It was a bittersweet debut for Smark who pleased with his on the lead lap third place finish, but wasn’t thrilled that his pace was not that of the leaders, and knew he didn’t want to run that far off the pace for an entire season. So Smark, during the time most take off for some well needed R & R, spent his winter months behind the wheel, putting in all the laps he could at his home track McMinnville Raceway Park, and even ran some indoor oval track dirt events just so he could continue to stay behind the wheel…Smark fared well on the dirt bringing home a win and a runner up finish. After school and on the weekends, Smark was an ornament at the track putting in lap after lap preparing for his rookie debut in March with the NW Gold Cup Series, a regional traveling series that hits three different states and Canada. The start of the 2014 season was tough for the Smark Family Racing team breaking two rear axles in consecutive months. It would be just a minor set back for the up and coming pacesetter, because in his next nine races, Smark recorded a second, a third and seven fourth place finishes…Not bad for a driver who’s goal at the start of the season was to run mid pack consistently by season’s end. By mid-season Smark had far surpassed his goal and was as threat to win in every event he entered from mid-season on.

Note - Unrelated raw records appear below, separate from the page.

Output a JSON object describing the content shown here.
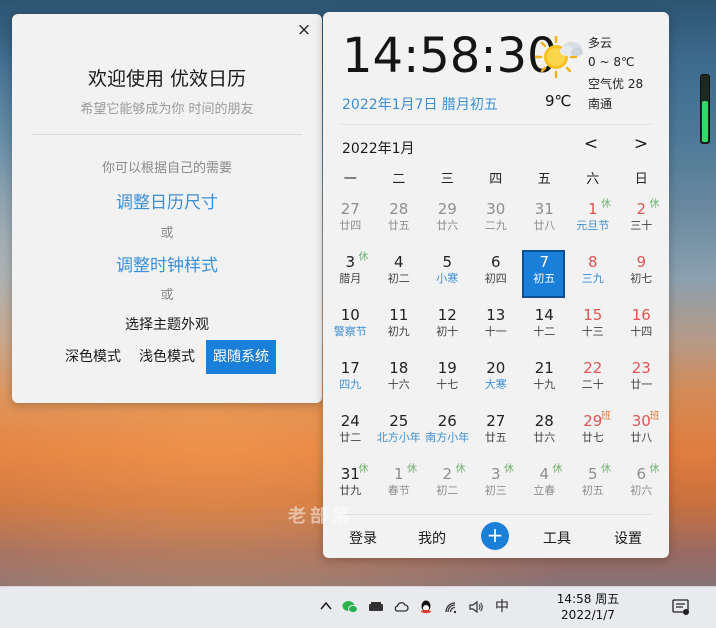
{
  "welcome": {
    "title": "欢迎使用 优效日历",
    "subtitle": "希望它能够成为你 时间的朋友",
    "hint": "你可以根据自己的需要",
    "link_size": "调整日历尺寸",
    "or_1": "或",
    "link_clock": "调整时钟样式",
    "or_2": "或",
    "theme_label": "选择主题外观",
    "theme_dark": "深色模式",
    "theme_light": "浅色模式",
    "theme_system": "跟随系统",
    "close_symbol": "×"
  },
  "clock": {
    "time": "14:58:30",
    "date": "2022年1月7日 腊月初五"
  },
  "weather": {
    "icon": "partly-cloudy-icon",
    "temperature": "9℃",
    "condition": "多云",
    "range": "0 ~ 8℃",
    "air": "空气优 28",
    "city": "南通"
  },
  "calendar": {
    "month_label": "2022年1月",
    "prev": "<",
    "next": ">",
    "weekdays": [
      "一",
      "二",
      "三",
      "四",
      "五",
      "六",
      "日"
    ],
    "days": [
      {
        "num": "27",
        "lunar": "廿四",
        "other": true
      },
      {
        "num": "28",
        "lunar": "廿五",
        "other": true
      },
      {
        "num": "29",
        "lunar": "廿六",
        "other": true
      },
      {
        "num": "30",
        "lunar": "二九",
        "other": true
      },
      {
        "num": "31",
        "lunar": "廿八",
        "other": true
      },
      {
        "num": "1",
        "lunar": "元旦节",
        "weekend": true,
        "festival": true,
        "mark": "休"
      },
      {
        "num": "2",
        "lunar": "三十",
        "weekend": true,
        "mark": "休"
      },
      {
        "num": "3",
        "lunar": "腊月",
        "mark": "休"
      },
      {
        "num": "4",
        "lunar": "初二"
      },
      {
        "num": "5",
        "lunar": "小寒",
        "festival": true
      },
      {
        "num": "6",
        "lunar": "初四"
      },
      {
        "num": "7",
        "lunar": "初五",
        "today": true
      },
      {
        "num": "8",
        "lunar": "三九",
        "weekend": true,
        "festival": true
      },
      {
        "num": "9",
        "lunar": "初七",
        "weekend": true
      },
      {
        "num": "10",
        "lunar": "警察节",
        "festival": true
      },
      {
        "num": "11",
        "lunar": "初九"
      },
      {
        "num": "12",
        "lunar": "初十"
      },
      {
        "num": "13",
        "lunar": "十一"
      },
      {
        "num": "14",
        "lunar": "十二"
      },
      {
        "num": "15",
        "lunar": "十三",
        "weekend": true
      },
      {
        "num": "16",
        "lunar": "十四",
        "weekend": true
      },
      {
        "num": "17",
        "lunar": "四九",
        "festival": true
      },
      {
        "num": "18",
        "lunar": "十六"
      },
      {
        "num": "19",
        "lunar": "十七"
      },
      {
        "num": "20",
        "lunar": "大寒",
        "festival": true
      },
      {
        "num": "21",
        "lunar": "十九"
      },
      {
        "num": "22",
        "lunar": "二十",
        "weekend": true
      },
      {
        "num": "23",
        "lunar": "廿一",
        "weekend": true
      },
      {
        "num": "24",
        "lunar": "廿二"
      },
      {
        "num": "25",
        "lunar": "北方小年",
        "festival": true
      },
      {
        "num": "26",
        "lunar": "南方小年",
        "festival": true
      },
      {
        "num": "27",
        "lunar": "廿五"
      },
      {
        "num": "28",
        "lunar": "廿六"
      },
      {
        "num": "29",
        "lunar": "廿七",
        "weekend": true,
        "mark": "班"
      },
      {
        "num": "30",
        "lunar": "廿八",
        "weekend": true,
        "mark": "班"
      },
      {
        "num": "31",
        "lunar": "廿九",
        "mark": "休"
      },
      {
        "num": "1",
        "lunar": "春节",
        "other": true,
        "mark": "休"
      },
      {
        "num": "2",
        "lunar": "初二",
        "other": true,
        "mark": "休"
      },
      {
        "num": "3",
        "lunar": "初三",
        "other": true,
        "mark": "休"
      },
      {
        "num": "4",
        "lunar": "立春",
        "other": true,
        "mark": "休"
      },
      {
        "num": "5",
        "lunar": "初五",
        "other": true,
        "mark": "休"
      },
      {
        "num": "6",
        "lunar": "初六",
        "other": true,
        "mark": "休"
      }
    ]
  },
  "bottom_bar": {
    "login": "登录",
    "mine": "我的",
    "add": "+",
    "tools": "工具",
    "settings": "设置"
  },
  "watermark": "老部落",
  "taskbar": {
    "time": "14:58 周五",
    "date": "2022/1/7",
    "chevron": "^",
    "ime": "中"
  },
  "colors": {
    "accent": "#1a7fd8",
    "link": "#3c8fd6",
    "weekend": "#e05552",
    "holiday_mark": "#6fb36f",
    "work_mark": "#e07b38"
  },
  "battery_meter_level": 0.62
}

What started off a little rough, ended what could only be called a stellar rookie season. Mason Smark ended up runner up in the NW Gold Cup Regional point standings with two top three finishes at two of the biggest regional events in the series, a second in Tri-Cites, Washington and a third at his home track in McMinnville, Oregon. He finished third in the Oregon State Karting Championship Series point standings in Junior 1 with his shot at the title coming down to the final race of the season.. Mason Smark is a passionate, hard working young racer both on and off the track and looks to be on his way to a very successful racing career if he chooses to stick with it…and has all the makings of a quality champion… making him ProSoundAudioServices inaugural Motorsports Excellence “PaceSetter Profile”.